Let them whose brains are sick of that disease, Be slaves unto an Ephemerides, Search constellations, and themselves apply To find the fate of their nativity. I'll seek within me, and if there I find Those stars, that should give light unto my mind, Rise fair and timely in me, and affect Each other with a natural aspect; If in conjunction there perceive I may True virtue and religion every day, And walk according to that influence Which is derived unto me from thence, I fear no fortunes, whatsoe'er they be, Nor care I what my stars do threaten me. For he, who to that state can once attain, Above the power of all the stars doth reign; And he that gains a knowledge, wherewithal He is prepar'd for whatsoe'er may fall,
In my conceit is far a happier man,
Than such as but foretel misfortunes can.
I start not at a Friar's prophecy,
Or those with which we Merlin do belie;
Nor am I 'frighted with the sad relation
Of any near approaching alteration ;
For things have ever chang'd, and ever shall,
Until there be a change run over all;
And he that bears an honest heart about him,
Needs never fear what changes be without him.
The Eastern kingdoms had their times to flourish:
The Grecian empire, rising, saw them perish ;
That fell, and then the Roman pride began,
Now scourged by the race of Ottoman..
And if the course of things around must run,
Till they have ending where they first begun,
What is't to me, who peradventure must,
Ere that befall, lie moulder'd into dust?
What if America's large tract of ground,
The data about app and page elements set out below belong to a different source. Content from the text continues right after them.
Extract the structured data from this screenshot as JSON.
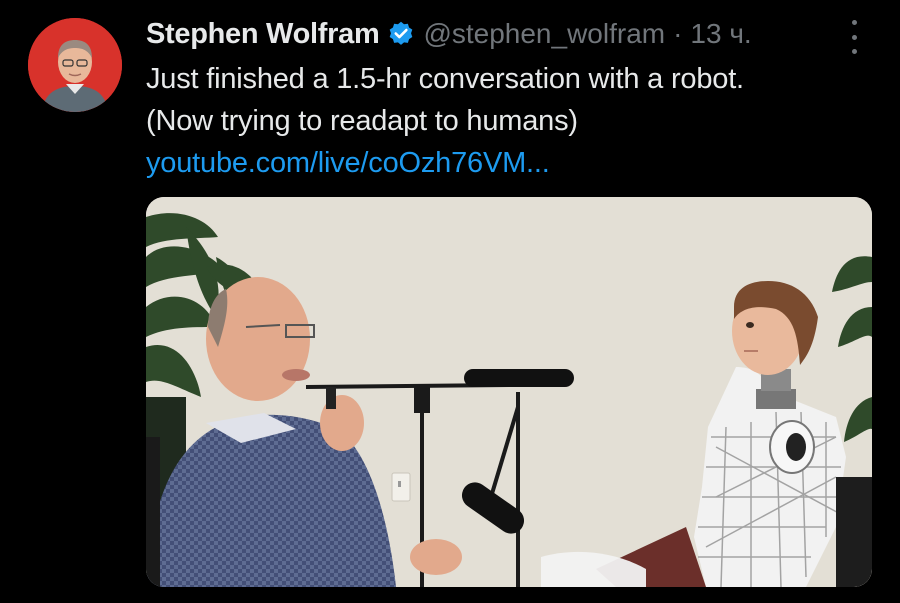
{
  "tweet": {
    "author_name": "Stephen Wolfram",
    "handle": "@stephen_wolfram",
    "separator": "·",
    "time": "13 ч.",
    "verified": true,
    "text_lines": [
      "Just finished a 1.5-hr conversation with a robot.",
      "(Now trying to readapt to humans)"
    ],
    "link_text": "youtube.com/live/coOzh76VM...",
    "icons": {
      "verified": "verified-badge-icon",
      "more": "more-options-icon"
    },
    "colors": {
      "background": "#000000",
      "primary_text": "#e7e9ea",
      "secondary_text": "#71767b",
      "link": "#1d9bf0",
      "verified": "#1d9bf0"
    }
  }
}
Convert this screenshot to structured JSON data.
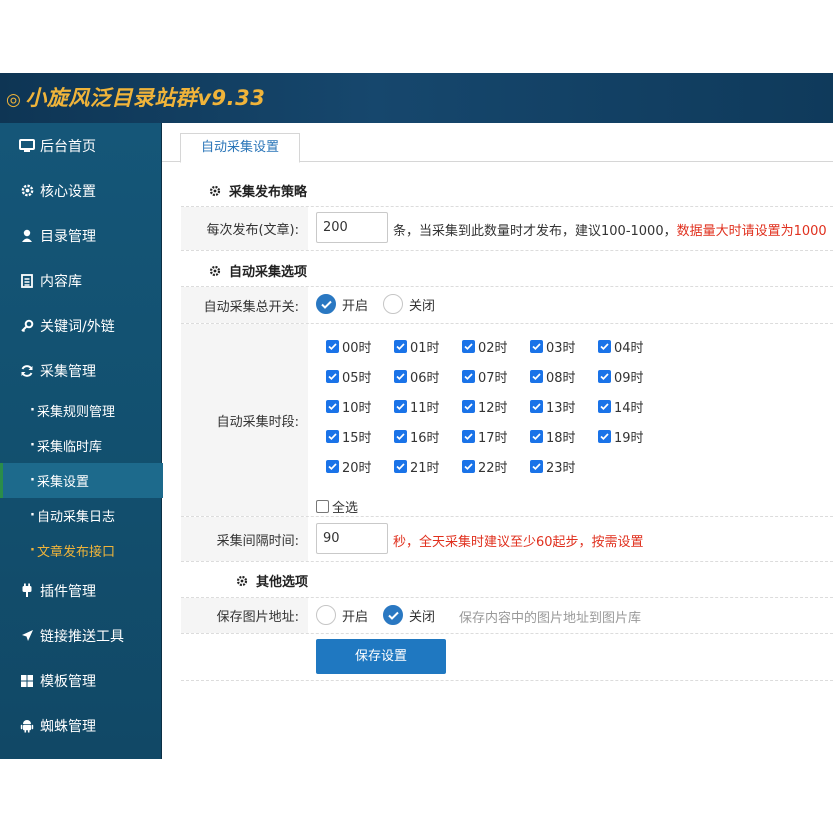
{
  "app": {
    "title": "小旋风泛目录站群v9.33",
    "logo_color": "#f0b43a"
  },
  "sidebar": {
    "items": [
      {
        "label": "后台首页",
        "icon": "monitor-icon"
      },
      {
        "label": "核心设置",
        "icon": "gear-icon"
      },
      {
        "label": "目录管理",
        "icon": "user-icon"
      },
      {
        "label": "内容库",
        "icon": "document-icon"
      },
      {
        "label": "关键词/外链",
        "icon": "key-icon"
      },
      {
        "label": "采集管理",
        "icon": "refresh-icon"
      },
      {
        "label": "插件管理",
        "icon": "plug-icon"
      },
      {
        "label": "链接推送工具",
        "icon": "send-icon"
      },
      {
        "label": "模板管理",
        "icon": "windows-icon"
      },
      {
        "label": "蜘蛛管理",
        "icon": "android-icon"
      }
    ],
    "sub_items": [
      {
        "label": "采集规则管理"
      },
      {
        "label": "采集临时库"
      },
      {
        "label": "采集设置",
        "active": true
      },
      {
        "label": "自动采集日志"
      },
      {
        "label": "文章发布接口",
        "highlight": true
      }
    ]
  },
  "tabs": [
    {
      "label": "自动采集设置"
    }
  ],
  "sections": {
    "publish": "采集发布策略",
    "auto": "自动采集选项",
    "other": "其他选项"
  },
  "form": {
    "publish_label": "每次发布(文章):",
    "publish_value": "200",
    "publish_note": "条，当采集到此数量时才发布，建议100-1000，",
    "publish_note_red": "数据量大时请设置为1000",
    "switch_label": "自动采集总开关:",
    "switch_on": "开启",
    "switch_off": "关闭",
    "switch_value": "on",
    "hours_label": "自动采集时段:",
    "hours": [
      "00时",
      "01时",
      "02时",
      "03时",
      "04时",
      "05时",
      "06时",
      "07时",
      "08时",
      "09时",
      "10时",
      "11时",
      "12时",
      "13时",
      "14时",
      "15时",
      "16时",
      "17时",
      "18时",
      "19时",
      "20时",
      "21时",
      "22时",
      "23时"
    ],
    "select_all": "全选",
    "interval_label": "采集间隔时间:",
    "interval_value": "90",
    "interval_note": "秒，全天采集时建议至少60起步，按需设置",
    "save_img_label": "保存图片地址:",
    "save_img_on": "开启",
    "save_img_off": "关闭",
    "save_img_value": "off",
    "save_img_hint": "保存内容中的图片地址到图片库",
    "save_button": "保存设置"
  },
  "colors": {
    "accent": "#1f78c1",
    "warning": "#e0301e",
    "sidebar": "#155678"
  }
}
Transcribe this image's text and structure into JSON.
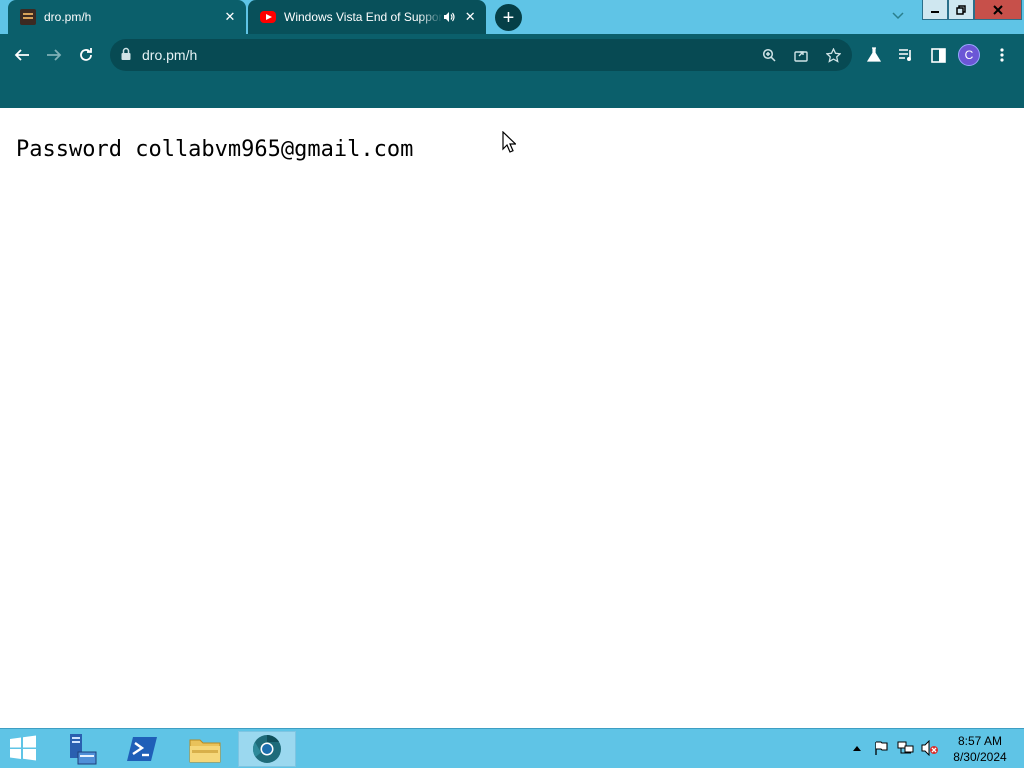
{
  "browser": {
    "tabs": [
      {
        "title": "dro.pm/h",
        "active": true
      },
      {
        "title": "Windows Vista End of Support",
        "active": false
      }
    ],
    "address_bar": {
      "url": "dro.pm/h"
    },
    "profile_initial": "C"
  },
  "page": {
    "text": "Password collabvm965@gmail.com"
  },
  "taskbar": {
    "apps": [
      "server-manager",
      "powershell",
      "file-explorer",
      "chrome"
    ],
    "clock": {
      "time": "8:57 AM",
      "date": "8/30/2024"
    }
  },
  "colors": {
    "tabstrip": "#5fc4e6",
    "toolbar": "#0b5f6b",
    "taskbar": "#5fc4e6"
  }
}
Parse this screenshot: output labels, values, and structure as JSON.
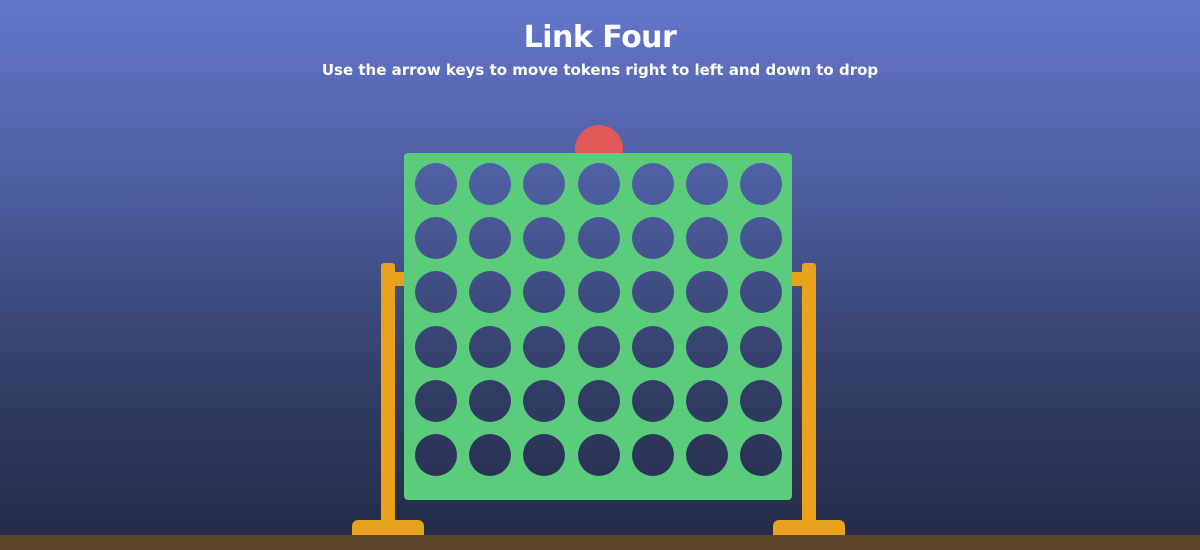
{
  "game": {
    "title": "Link Four",
    "instructions": "Use the arrow keys to move tokens right to left and down to drop"
  },
  "board": {
    "columns": 7,
    "rows": 6,
    "cells": [
      [
        "empty",
        "empty",
        "empty",
        "empty",
        "empty",
        "empty",
        "empty"
      ],
      [
        "empty",
        "empty",
        "empty",
        "empty",
        "empty",
        "empty",
        "empty"
      ],
      [
        "empty",
        "empty",
        "empty",
        "empty",
        "empty",
        "empty",
        "empty"
      ],
      [
        "empty",
        "empty",
        "empty",
        "empty",
        "empty",
        "empty",
        "empty"
      ],
      [
        "empty",
        "empty",
        "empty",
        "empty",
        "empty",
        "empty",
        "empty"
      ],
      [
        "empty",
        "empty",
        "empty",
        "empty",
        "empty",
        "empty",
        "empty"
      ]
    ]
  },
  "active_token": {
    "player": "red",
    "column": 4
  },
  "colors": {
    "board": "#5bcc7c",
    "stand": "#e8a21c",
    "token_red": "#e05a5a",
    "ground": "#5e452c",
    "text": "#ffffff"
  }
}
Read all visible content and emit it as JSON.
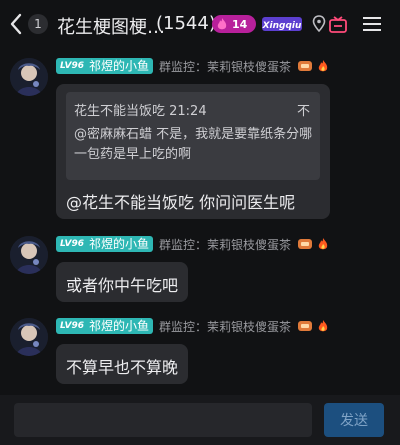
{
  "header": {
    "unread_count": "1",
    "title": "花生梗图梗…",
    "member_count": "(1544)",
    "fire_level": "14",
    "game_logo_text": "Xingqiu"
  },
  "messages": [
    {
      "level": "LV96",
      "nickname": "祁煜的小鱼",
      "role": "群监控：茉莉银枝傻蛋茶",
      "quote": {
        "head": "花生不能当饭吃 21:24",
        "mark": "不",
        "body": "@密麻麻石蜡 不是，我就是要靠纸条分哪一包药是早上吃的啊"
      },
      "text": "@花生不能当饭吃 你问问医生呢"
    },
    {
      "level": "LV96",
      "nickname": "祁煜的小鱼",
      "role": "群监控：茉莉银枝傻蛋茶",
      "text": "或者你中午吃吧"
    },
    {
      "level": "LV96",
      "nickname": "祁煜的小鱼",
      "role": "群监控：茉莉银枝傻蛋茶",
      "text": "不算早也不算晚"
    }
  ],
  "input": {
    "value": "",
    "placeholder": ""
  },
  "send_label": "发送",
  "colors": {
    "background": "#111214",
    "bubble": "#2b2c30",
    "level_badge": "#2eb7b4",
    "fire_badge": "#b8209b",
    "send_button": "#1c4f7f"
  },
  "icons": [
    "back-icon",
    "flame-icon",
    "game-logo",
    "pin-icon",
    "gift-icon",
    "menu-icon",
    "flame-icon",
    "badge-icon"
  ]
}
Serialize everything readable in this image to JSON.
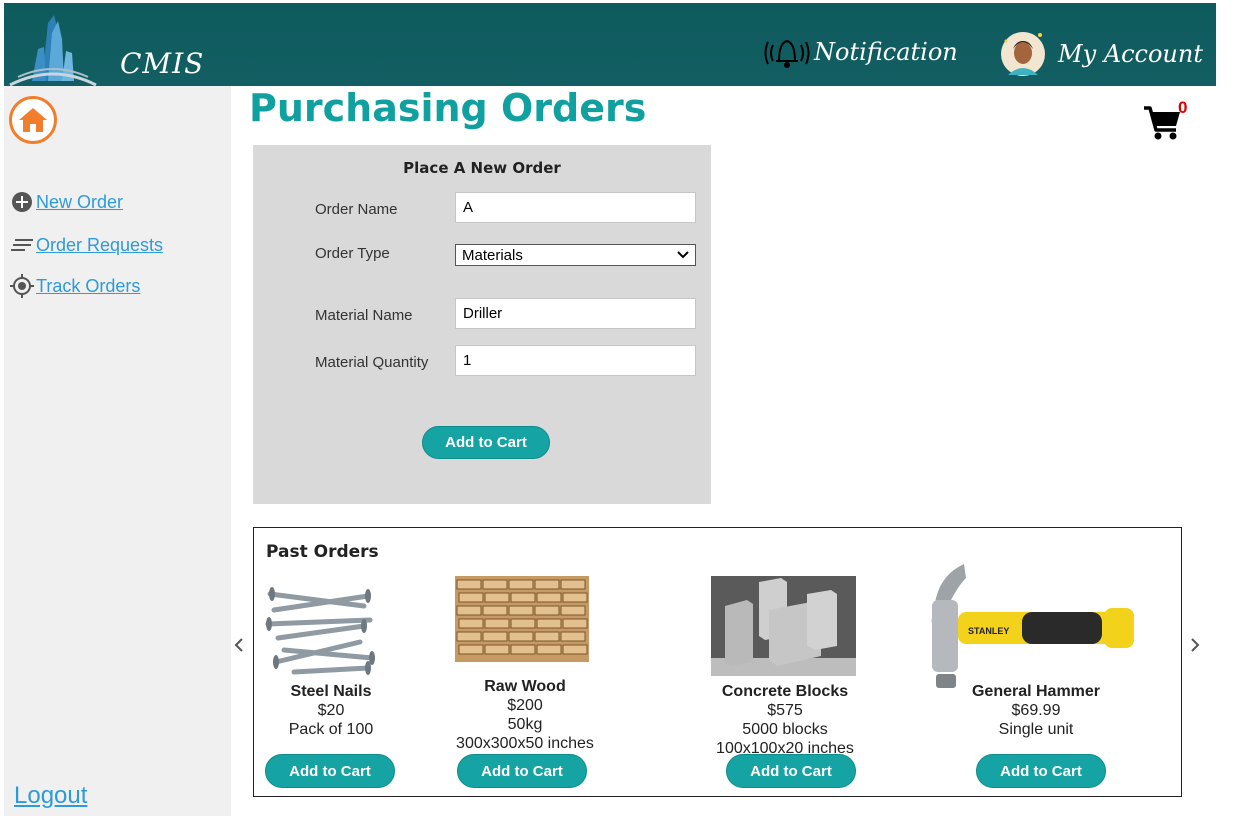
{
  "header": {
    "brand": "CMIS",
    "notification_label": "Notification",
    "account_label": "My Account",
    "bg_color": "#0e5b5e"
  },
  "sidebar": {
    "items": [
      {
        "label": "New Order",
        "icon": "plus-circle-icon"
      },
      {
        "label": "Order Requests",
        "icon": "lines-icon"
      },
      {
        "label": "Track Orders",
        "icon": "target-icon"
      }
    ],
    "logout_label": "Logout"
  },
  "main": {
    "title": "Purchasing Orders",
    "cart_count": "0",
    "form": {
      "title": "Place A New Order",
      "order_name_label": "Order Name",
      "order_name_value": "A",
      "order_type_label": "Order Type",
      "order_type_value": "Materials",
      "material_name_label": "Material Name",
      "material_name_value": "Driller",
      "material_quantity_label": "Material Quantity",
      "material_quantity_value": "1",
      "add_to_cart_label": "Add to Cart"
    },
    "past_orders": {
      "title": "Past Orders",
      "items": [
        {
          "name": "Steel Nails",
          "price": "$20",
          "detail1": "Pack of 100",
          "detail2": "",
          "button": "Add to Cart"
        },
        {
          "name": "Raw Wood",
          "price": "$200",
          "detail1": "50kg",
          "detail2": "300x300x50 inches",
          "button": "Add to Cart"
        },
        {
          "name": "Concrete Blocks",
          "price": "$575",
          "detail1": "5000 blocks",
          "detail2": "100x100x20 inches",
          "button": "Add to Cart"
        },
        {
          "name": "General Hammer",
          "price": "$69.99",
          "detail1": "Single unit",
          "detail2": "",
          "button": "Add to Cart"
        }
      ],
      "hammer_brand": "STANLEY"
    },
    "accent_color": "#16a3a3"
  }
}
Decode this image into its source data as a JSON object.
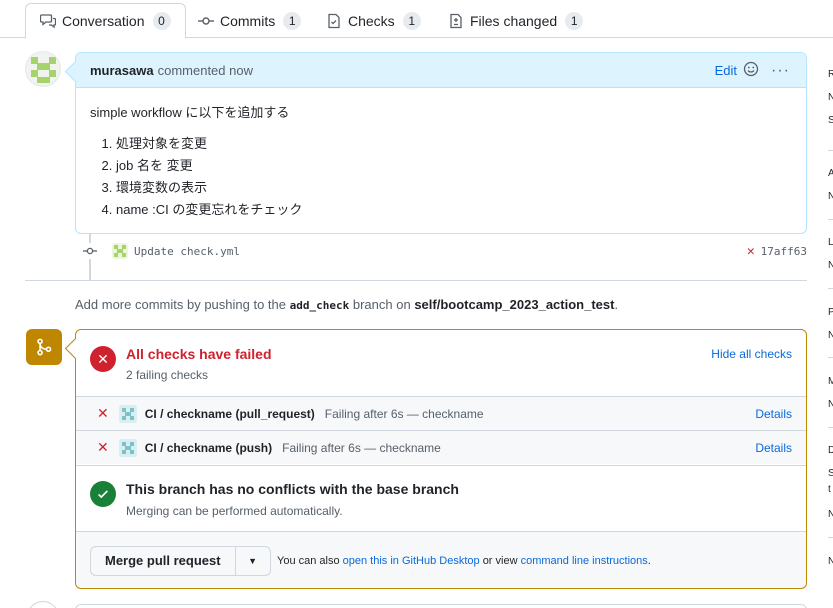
{
  "tabs": [
    {
      "label": "Conversation",
      "count": "0",
      "icon": "comment-discussion-icon"
    },
    {
      "label": "Commits",
      "count": "1",
      "icon": "git-commit-icon"
    },
    {
      "label": "Checks",
      "count": "1",
      "icon": "checklist-icon"
    },
    {
      "label": "Files changed",
      "count": "1",
      "icon": "file-diff-icon"
    }
  ],
  "comment": {
    "author": "murasawa",
    "verb": "commented now",
    "edit_label": "Edit",
    "intro": "simple workflow に以下を追加する",
    "items": [
      "処理対象を変更",
      "job 名を 変更",
      "環境変数の表示",
      "name :CI の変更忘れをチェック"
    ]
  },
  "commit": {
    "message": "Update check.yml",
    "sha": "17aff63",
    "status": "failed"
  },
  "push_hint": {
    "prefix": "Add more commits by pushing to the",
    "branch": "add_check",
    "middle": "branch on",
    "repo": "self/bootcamp_2023_action_test",
    "suffix": "."
  },
  "merge_box": {
    "checks_title": "All checks have failed",
    "checks_subtitle": "2 failing checks",
    "hide_label": "Hide all checks",
    "checks": [
      {
        "name": "CI / checkname (pull_request)",
        "desc": "Failing after 6s — checkname",
        "details": "Details"
      },
      {
        "name": "CI / checkname (push)",
        "desc": "Failing after 6s — checkname",
        "details": "Details"
      }
    ],
    "conflict_title": "This branch has no conflicts with the base branch",
    "conflict_subtitle": "Merging can be performed automatically.",
    "merge_button": "Merge pull request",
    "hint_prefix": "You can also",
    "hint_link1": "open this in GitHub Desktop",
    "hint_middle": "or view",
    "hint_link2": "command line instructions",
    "hint_suffix": "."
  },
  "sidebar_letters": [
    "R",
    "N",
    "S",
    "A",
    "N",
    "L",
    "N",
    "P",
    "N",
    "M",
    "N",
    "D",
    "S",
    "t",
    "N",
    "N"
  ],
  "colors": {
    "fail": "#cf222e",
    "success": "#1a7f37",
    "warning": "#bf8700",
    "link": "#0969da",
    "comment_header": "#ddf4ff"
  }
}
And all those isles adjoining, lately found,
Which we more truly may a desert call,
Than any of the world's more civil pale;
What then, if there the wilderness do lie,
To which the woman and her son must fly,
To 'scape the dragon's fury, and there 'bide,
Till Europe's thankless nations, full of pride
And all abomination, scourged are
With barbarism, as their neighbours were ?
If thus God please to do, and make our sin
The cause of bringing other peoples in,
His church to be, (as once he pleased was
The Gentiles' calling should be brought to pass
The better by the Jewish unbelief,)
Why should his pleasure be my care or grief?
Oh ! let his name and church more glorious grow,
Although my ruin help to make it so ;
So I my duty in my place have done,
I care not greatly what succeed thereon;
For sure I am, if I can pleased be
With what God wills, all shall be well for me.
I hate to have a thought o'er-serious spent,
In things mere trivial or indifferent :
When I am hungry, so I get a dish,
I care not, whether it be flesh or fish,
Or any thing, so wholesome food it be;
Nor care I, whether
do carve to me The head, the tail, the wing, the leg, or none; For, all I like, and all can let alone. I care not at your table where I sit; Nor should I think, I were disgrac'd in it, So much as you, if I should thence, in scoff, To feed among your grooms be turned off; For I am sure that no affront can blot,